▶ [ABOUT THIS TASK]: Your job is to copy every line in the material containing the word "ByLayer".

▶ [DATA RECORDS]:
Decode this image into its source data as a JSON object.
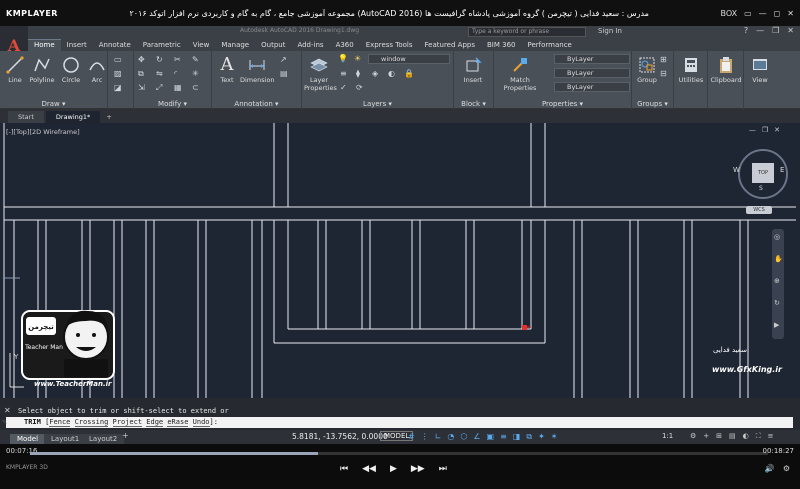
{
  "player": {
    "logo": "KMPLAYER",
    "title": "مجموعه آموزشی جامع ، گام به گام و کاربردی نرم افزار اتوکد ۲۰۱۶ (AutoCAD 2016) مدرس : سعید فدایی ( تیچرمن ) گروه آموزشی پادشاه گرافیست ها",
    "window_controls": [
      "BOX",
      "▭",
      "—",
      "◻",
      "✕"
    ],
    "time_current": "00:07:16",
    "time_total": "00:18:27",
    "progress": 0.39,
    "controls": [
      "⏮",
      "◀◀",
      "▶",
      "▶▶",
      "⏭"
    ],
    "left_status": "KMPLAYER 3D"
  },
  "acad": {
    "logo": "A",
    "doc_title": "Autodesk AutoCAD 2016    Drawing1.dwg",
    "search_placeholder": "Type a keyword or phrase",
    "signin": "Sign In",
    "ribbon_tabs": [
      "Home",
      "Insert",
      "Annotate",
      "Parametric",
      "View",
      "Manage",
      "Output",
      "Add-ins",
      "A360",
      "Express Tools",
      "Featured Apps",
      "BIM 360",
      "Performance"
    ],
    "active_tab": "Home",
    "panels": {
      "draw": {
        "title": "Draw ▾",
        "line": "Line",
        "polyline": "Polyline",
        "circle": "Circle",
        "arc": "Arc"
      },
      "modify": {
        "title": "Modify ▾"
      },
      "annotation": {
        "title": "Annotation ▾",
        "text": "Text",
        "dimension": "Dimension"
      },
      "layers": {
        "title": "Layers ▾",
        "layer_properties": "Layer Properties",
        "current_layer": "window"
      },
      "block": {
        "title": "Block ▾",
        "insert": "Insert"
      },
      "properties": {
        "title": "Properties ▾",
        "match": "Match Properties",
        "color": "ByLayer",
        "linetype": "ByLayer",
        "lineweight": "ByLayer"
      },
      "groups": {
        "title": "Groups ▾",
        "group": "Group"
      },
      "utilities": {
        "label": "Utilities"
      },
      "clipboard": {
        "label": "Clipboard"
      },
      "view": {
        "label": "View"
      }
    },
    "doc_tabs": [
      "Start",
      "Drawing1*"
    ],
    "viewport_label": "[-][Top][2D Wireframe]",
    "viewcube": {
      "top": "TOP",
      "west": "W",
      "east": "E",
      "south": "S",
      "wcs": "WCS"
    },
    "command_history": "Select object to trim or shift-select to extend or",
    "command_prompt": "TRIM",
    "command_options": [
      "Fence",
      "Crossing",
      "Project",
      "Edge",
      "eRase",
      "Undo"
    ],
    "layout_tabs": [
      "Model",
      "Layout1",
      "Layout2"
    ],
    "coords": "5.8181, -13.7562, 0.0000",
    "model_button": "MODEL",
    "annotation_scale": "1:1"
  },
  "watermark": {
    "badge_text": "تیچرمن",
    "badge_sub": "Teacher Man",
    "url": "www.TeacherMan.ir",
    "signature": "سعید فدایی",
    "site": "www.GfxKing.ir"
  }
}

▶ [EXERCISE RESULT]:
        "color": "ByLayer",
        "linetype": "ByLayer",
        "lineweight": "ByLayer"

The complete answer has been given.